In 2009-10, including the playoffs, the Montreal Canadiens are 9-1-0 when allowing 46 or more shots against. The same team is just 3-14-2 when allowing between 26 and 30 shots against.
That doesn't seem to make a lot of sense, especially given that the team's goal support numbers are not that far apart (2.86 goals per 60 minutes for 46+ SA games, 2.53 goals per 60 minutes for 26-30 SA games). The difference looks to be because the Habs (and their opponents) tend to adjust their play to the score. When Montreal beats better teams, especially in games where they take the lead early, they usually allow a lot of shots against. When Montreal loses, especially in games where they fall behind early, they tend to allow an average level of shots against.
Here are the period-by-period shooting percentage, save percentage and shots for/shots against numbers for Montreal in both 26-30 and 46+ shot games this season:
26-30 Shots Against:
First period: 6.0%, .881, 215 SF, 185 SA
Second period: 8.5%, .889, 216 SF, 201 SA
Third period: 4.8%, .924, 210 SF, 179 SA
46+ Shots Against:
First period: 18.6%, .957, 70 SF, 163 SA
Second period: 8.2%, .975, 85 SF, 158 SA
Third period: 7.4%, .947, 81 SF, 150 SA
I know En Attendant Les Nordiques has scoring chances for Montreal this season.
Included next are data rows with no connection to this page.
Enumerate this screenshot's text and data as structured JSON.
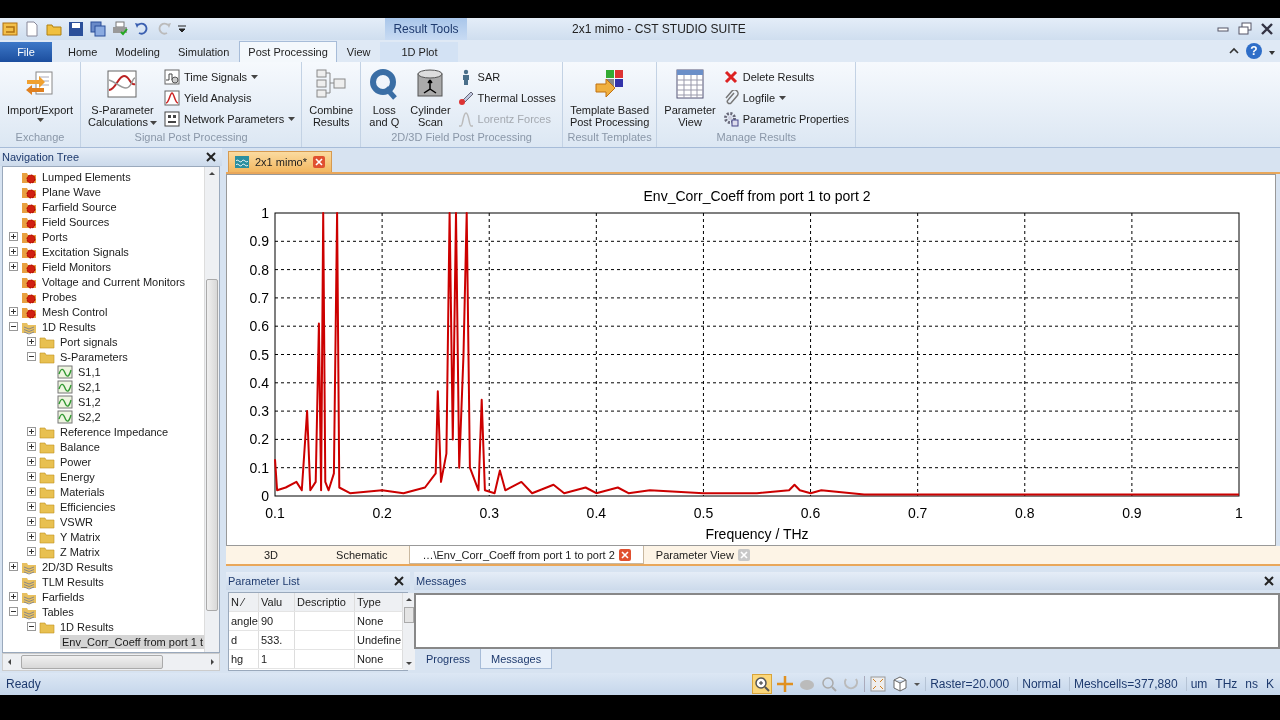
{
  "window": {
    "title": "2x1 mimo - CST STUDIO SUITE"
  },
  "ribbon": {
    "contextual_label": "Result Tools",
    "help": "?",
    "tabs": [
      {
        "label": "File",
        "kind": "file",
        "selected": false
      },
      {
        "label": "Home",
        "kind": "normal",
        "selected": false
      },
      {
        "label": "Modeling",
        "kind": "normal",
        "selected": false
      },
      {
        "label": "Simulation",
        "kind": "normal",
        "selected": false
      },
      {
        "label": "Post Processing",
        "kind": "normal",
        "selected": true
      },
      {
        "label": "View",
        "kind": "normal",
        "selected": false
      },
      {
        "label": "1D Plot",
        "kind": "contextual",
        "selected": false
      }
    ],
    "groups": [
      {
        "label": "Exchange",
        "items": [
          {
            "kind": "large",
            "lines": [
              "Import/Export"
            ],
            "dropdown": true
          }
        ]
      },
      {
        "label": "Signal Post Processing",
        "items": [
          {
            "kind": "large",
            "lines": [
              "S-Parameter",
              "Calculations"
            ],
            "dropdown": true
          },
          {
            "kind": "stack",
            "items": [
              {
                "label": "Time Signals",
                "dropdown": true,
                "disabled": false
              },
              {
                "label": "Yield Analysis",
                "dropdown": false,
                "disabled": false
              },
              {
                "label": "Network Parameters",
                "dropdown": true,
                "disabled": false
              }
            ]
          }
        ]
      },
      {
        "items": [
          {
            "kind": "large",
            "lines": [
              "Combine",
              "Results"
            ],
            "dropdown": false
          }
        ]
      },
      {
        "label": "2D/3D Field Post Processing",
        "items": [
          {
            "kind": "large",
            "lines": [
              "Loss",
              "and Q"
            ],
            "dropdown": false
          },
          {
            "kind": "large",
            "lines": [
              "Cylinder",
              "Scan"
            ],
            "dropdown": false
          },
          {
            "kind": "stack",
            "items": [
              {
                "label": "SAR",
                "dropdown": false,
                "disabled": false
              },
              {
                "label": "Thermal Losses",
                "dropdown": false,
                "disabled": false
              },
              {
                "label": "Lorentz Forces",
                "dropdown": false,
                "disabled": true
              }
            ]
          }
        ]
      },
      {
        "label": "Result Templates",
        "items": [
          {
            "kind": "large",
            "lines": [
              "Template Based",
              "Post Processing"
            ],
            "dropdown": false
          }
        ]
      },
      {
        "label": "Manage Results",
        "items": [
          {
            "kind": "large",
            "lines": [
              "Parameter",
              "View"
            ],
            "dropdown": false
          },
          {
            "kind": "stack",
            "items": [
              {
                "label": "Delete Results",
                "dropdown": false,
                "disabled": false
              },
              {
                "label": "Logfile",
                "dropdown": true,
                "disabled": false
              },
              {
                "label": "Parametric Properties",
                "dropdown": false,
                "disabled": false
              }
            ]
          }
        ]
      }
    ]
  },
  "nav_tree": {
    "title": "Navigation Tree",
    "items": [
      {
        "label": "Lumped Elements",
        "kind": "source",
        "selected": false
      },
      {
        "label": "Plane Wave",
        "kind": "source",
        "selected": false
      },
      {
        "label": "Farfield Source",
        "kind": "source",
        "selected": false
      },
      {
        "label": "Field Sources",
        "kind": "source",
        "selected": false
      },
      {
        "label": "Ports",
        "kind": "source",
        "expanded": false,
        "selected": false
      },
      {
        "label": "Excitation Signals",
        "kind": "source",
        "expanded": false,
        "selected": false
      },
      {
        "label": "Field Monitors",
        "kind": "source",
        "expanded": false,
        "selected": false
      },
      {
        "label": "Voltage and Current Monitors",
        "kind": "source",
        "selected": false
      },
      {
        "label": "Probes",
        "kind": "source",
        "selected": false
      },
      {
        "label": "Mesh Control",
        "kind": "source",
        "expanded": false,
        "selected": false
      },
      {
        "label": "1D Results",
        "kind": "results",
        "expanded": true,
        "selected": false,
        "children": [
          {
            "label": "Port signals",
            "kind": "folder",
            "expanded": false,
            "selected": false
          },
          {
            "label": "S-Parameters",
            "kind": "folder",
            "expanded": true,
            "selected": false,
            "children": [
              {
                "label": "S1,1",
                "kind": "curve",
                "selected": false
              },
              {
                "label": "S2,1",
                "kind": "curve",
                "selected": false
              },
              {
                "label": "S1,2",
                "kind": "curve",
                "selected": false
              },
              {
                "label": "S2,2",
                "kind": "curve",
                "selected": false
              }
            ]
          },
          {
            "label": "Reference Impedance",
            "kind": "folder",
            "expanded": false,
            "selected": false
          },
          {
            "label": "Balance",
            "kind": "folder",
            "expanded": false,
            "selected": false
          },
          {
            "label": "Power",
            "kind": "folder",
            "expanded": false,
            "selected": false
          },
          {
            "label": "Energy",
            "kind": "folder",
            "expanded": false,
            "selected": false
          },
          {
            "label": "Materials",
            "kind": "folder",
            "expanded": false,
            "selected": false
          },
          {
            "label": "Efficiencies",
            "kind": "folder",
            "expanded": false,
            "selected": false
          },
          {
            "label": "VSWR",
            "kind": "folder",
            "expanded": false,
            "selected": false
          },
          {
            "label": "Y Matrix",
            "kind": "folder",
            "expanded": false,
            "selected": false
          },
          {
            "label": "Z Matrix",
            "kind": "folder",
            "expanded": false,
            "selected": false
          }
        ]
      },
      {
        "label": "2D/3D Results",
        "kind": "results",
        "expanded": false,
        "selected": false
      },
      {
        "label": "TLM Results",
        "kind": "results",
        "selected": false
      },
      {
        "label": "Farfields",
        "kind": "results",
        "expanded": false,
        "selected": false
      },
      {
        "label": "Tables",
        "kind": "results",
        "expanded": true,
        "selected": false,
        "children": [
          {
            "label": "1D Results",
            "kind": "folder",
            "expanded": true,
            "selected": false,
            "children": [
              {
                "label": "Env_Corr_Coeff from port 1 t",
                "kind": "curve",
                "selected": true
              }
            ]
          }
        ]
      }
    ]
  },
  "document_tab": {
    "label": "2x1 mimo*"
  },
  "chart": {
    "chart_data": {
      "type": "line",
      "grid": true,
      "title": "Env_Corr_Coeff from port 1 to port 2",
      "xlabel": "Frequency / THz",
      "xlim": [
        0.1,
        1
      ],
      "ylim": [
        0,
        1
      ],
      "xticks": [
        0.1,
        0.2,
        0.3,
        0.4,
        0.5,
        0.6,
        0.7,
        0.8,
        0.9,
        1
      ],
      "yticks": [
        0,
        0.1,
        0.2,
        0.3,
        0.4,
        0.5,
        0.6,
        0.7,
        0.8,
        0.9,
        1
      ],
      "x": [
        0.1,
        0.102,
        0.11,
        0.12,
        0.125,
        0.13,
        0.133,
        0.138,
        0.141,
        0.143,
        0.145,
        0.147,
        0.15,
        0.155,
        0.158,
        0.16,
        0.17,
        0.2,
        0.22,
        0.24,
        0.25,
        0.252,
        0.255,
        0.26,
        0.263,
        0.266,
        0.269,
        0.272,
        0.276,
        0.279,
        0.282,
        0.29,
        0.293,
        0.296,
        0.305,
        0.31,
        0.315,
        0.33,
        0.34,
        0.36,
        0.37,
        0.39,
        0.4,
        0.42,
        0.43,
        0.45,
        0.5,
        0.55,
        0.58,
        0.585,
        0.59,
        0.6,
        0.61,
        0.65,
        0.8,
        1
      ],
      "series": [
        {
          "color": "#cc0000",
          "values": [
            0.13,
            0.02,
            0.03,
            0.05,
            0.02,
            0.3,
            0.02,
            0.05,
            0.61,
            0.02,
            1,
            0.05,
            0.02,
            0.08,
            1,
            0.03,
            0.01,
            0.02,
            0.01,
            0.03,
            0.08,
            0.37,
            0.05,
            0.15,
            1,
            0.2,
            1,
            0.1,
            0.5,
            1,
            0.1,
            0.02,
            0.34,
            0.02,
            0.01,
            0.09,
            0.02,
            0.05,
            0.01,
            0.04,
            0.01,
            0.03,
            0.01,
            0.03,
            0.01,
            0.02,
            0.01,
            0.01,
            0.02,
            0.04,
            0.02,
            0.01,
            0.02,
            0.005,
            0.005,
            0.005
          ]
        }
      ]
    }
  },
  "view_tabs": [
    {
      "label": "3D",
      "selected": false,
      "closable": false
    },
    {
      "label": "Schematic",
      "selected": false,
      "closable": false
    },
    {
      "label": "…\\Env_Corr_Coeff from port 1 to port 2",
      "selected": true,
      "closable": true
    },
    {
      "label": "Parameter View",
      "selected": false,
      "closable": true
    }
  ],
  "parameter_list": {
    "title": "Parameter List",
    "columns": [
      "N ⁄",
      "Valu",
      "Descriptio",
      "Type"
    ],
    "rows": [
      [
        "angle",
        "90",
        "",
        "None"
      ],
      [
        "d",
        "533.",
        "",
        "Undefine"
      ],
      [
        "hg",
        "1",
        "",
        "None"
      ]
    ]
  },
  "messages": {
    "title": "Messages",
    "tabs": [
      {
        "label": "Progress",
        "selected": false
      },
      {
        "label": "Messages",
        "selected": true
      }
    ]
  },
  "status_bar": {
    "status": "Ready",
    "fields": [
      "Raster=20.000",
      "Normal",
      "Meshcells=377,880"
    ],
    "units": [
      "um",
      "THz",
      "ns",
      "K"
    ]
  }
}
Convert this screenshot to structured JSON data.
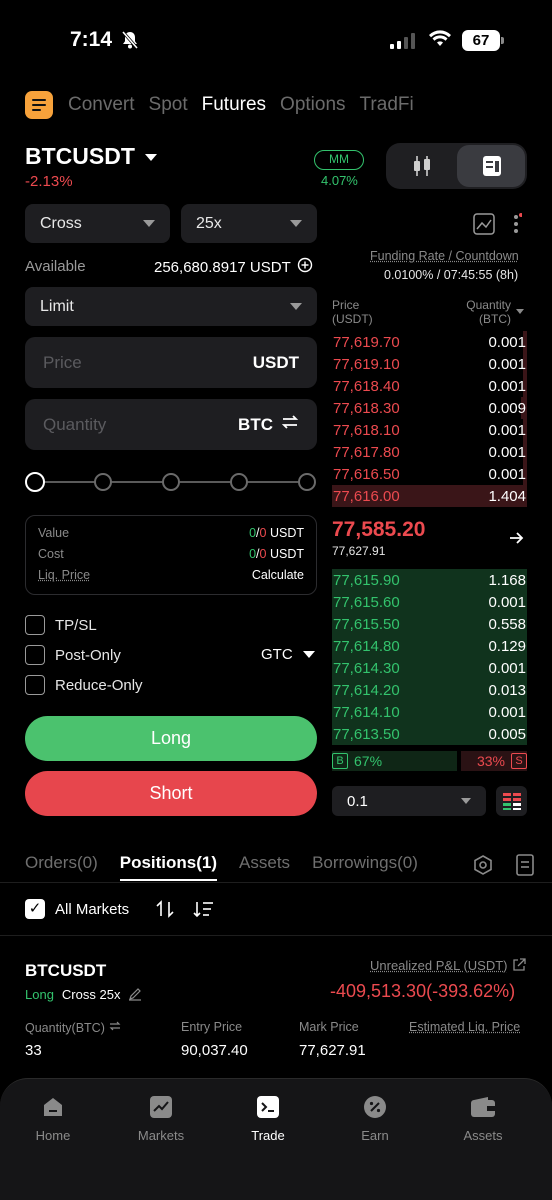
{
  "status": {
    "time": "7:14",
    "battery": "67"
  },
  "nav": {
    "items": [
      "Convert",
      "Spot",
      "Futures",
      "Options",
      "TradFi"
    ],
    "active": "Futures"
  },
  "symbol": {
    "name": "BTCUSDT",
    "change": "-2.13%",
    "mm_label": "MM",
    "mm_value": "4.07%"
  },
  "order": {
    "margin_mode": "Cross",
    "leverage": "25x",
    "available_label": "Available",
    "available_value": "256,680.8917 USDT",
    "order_type": "Limit",
    "price_placeholder": "Price",
    "price_unit": "USDT",
    "qty_placeholder": "Quantity",
    "qty_unit": "BTC",
    "summary": {
      "value_label": "Value",
      "value_a": "0",
      "value_b": "0",
      "value_unit": "USDT",
      "cost_label": "Cost",
      "cost_a": "0",
      "cost_b": "0",
      "cost_unit": "USDT",
      "liq_label": "Liq. Price",
      "liq_action": "Calculate"
    },
    "tpsl": "TP/SL",
    "post_only": "Post-Only",
    "reduce_only": "Reduce-Only",
    "tif": "GTC",
    "long_label": "Long",
    "short_label": "Short"
  },
  "funding": {
    "label": "Funding Rate / Countdown",
    "value": "0.0100% / 07:45:55 (8h)"
  },
  "orderbook": {
    "price_header_1": "Price",
    "price_header_2": "(USDT)",
    "qty_header_1": "Quantity",
    "qty_header_2": "(BTC)",
    "asks": [
      {
        "p": "77,619.70",
        "q": "0.001",
        "depth": 0.02
      },
      {
        "p": "77,619.10",
        "q": "0.001",
        "depth": 0.02
      },
      {
        "p": "77,618.40",
        "q": "0.001",
        "depth": 0.02
      },
      {
        "p": "77,618.30",
        "q": "0.009",
        "depth": 0.03
      },
      {
        "p": "77,618.10",
        "q": "0.001",
        "depth": 0.02
      },
      {
        "p": "77,617.80",
        "q": "0.001",
        "depth": 0.02
      },
      {
        "p": "77,616.50",
        "q": "0.001",
        "depth": 0.02
      },
      {
        "p": "77,616.00",
        "q": "1.404",
        "depth": 1.0
      }
    ],
    "last_price": "77,585.20",
    "mark_price": "77,627.91",
    "bids": [
      {
        "p": "77,615.90",
        "q": "1.168",
        "depth": 1.0
      },
      {
        "p": "77,615.60",
        "q": "0.001",
        "depth": 1.0
      },
      {
        "p": "77,615.50",
        "q": "0.558",
        "depth": 1.0
      },
      {
        "p": "77,614.80",
        "q": "0.129",
        "depth": 1.0
      },
      {
        "p": "77,614.30",
        "q": "0.001",
        "depth": 1.0
      },
      {
        "p": "77,614.20",
        "q": "0.013",
        "depth": 1.0
      },
      {
        "p": "77,614.10",
        "q": "0.001",
        "depth": 1.0
      },
      {
        "p": "77,613.50",
        "q": "0.005",
        "depth": 1.0
      }
    ],
    "buy_tag": "B",
    "buy_pct": "67%",
    "sell_tag": "S",
    "sell_pct": "33%",
    "depth_step": "0.1"
  },
  "tabs": {
    "orders": "Orders(0)",
    "positions": "Positions(1)",
    "assets": "Assets",
    "borrowings": "Borrowings(0)"
  },
  "filter": {
    "all_markets": "All Markets"
  },
  "position": {
    "symbol": "BTCUSDT",
    "side": "Long",
    "mode": "Cross 25x",
    "upl_label": "Unrealized P&L (USDT)",
    "upl_value": "-409,513.30(-393.62%)",
    "qty_label": "Quantity(BTC)",
    "qty_value": "33",
    "entry_label": "Entry Price",
    "entry_value": "90,037.40",
    "mark_label": "Mark Price",
    "mark_value": "77,627.91",
    "liq_label": "Estimated Liq. Price"
  },
  "tabbar": [
    "Home",
    "Markets",
    "Trade",
    "Earn",
    "Assets"
  ],
  "colors": {
    "green": "#33c36d",
    "red": "#ec4a4f",
    "accent": "#f7a23b"
  }
}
I really wish my French was better because what I do understand of his analysis is always very interesting. I'd like to see how much the Habs' scoring chances are affected by the game score, and just how much the chance-to-shot ratio varies depending on whether they are leading or trailing. The percentages above make it look like the leading team, either Montreal or their opponent, managed with some success to reduce scoring chances for both teams in the third period.
His numbers from game 6, though, suggest that Montreal was not able to reduce shot quality very much in the late going. In the last two periods Washington outshot Montreal 36-12 and outchanced them 25-8. Jaroslav Halak had to make a ton of tough saves to keep his team in front. It should be noted that the Caps are a great team that would probably outplay Montreal anyway, which it makes it tough to tell how much of that chance differential was the impact of their tactics and how much of it was because of a difference in ability.
If Montreal gets up early tonight we can expect an avalanche of chances from the Caps, and they're going to need Halak to hold the fort again. If Washington goes out in front, they'll probably play a bit more defensively and be a bit more selective with their shots. As a result, if Halak makes 45+ saves tonight it will most likely be in a Habs win or overtime loss. If Washington's final shot total ends up in the 26-30 range, that's probably not going to be good news for Montreal.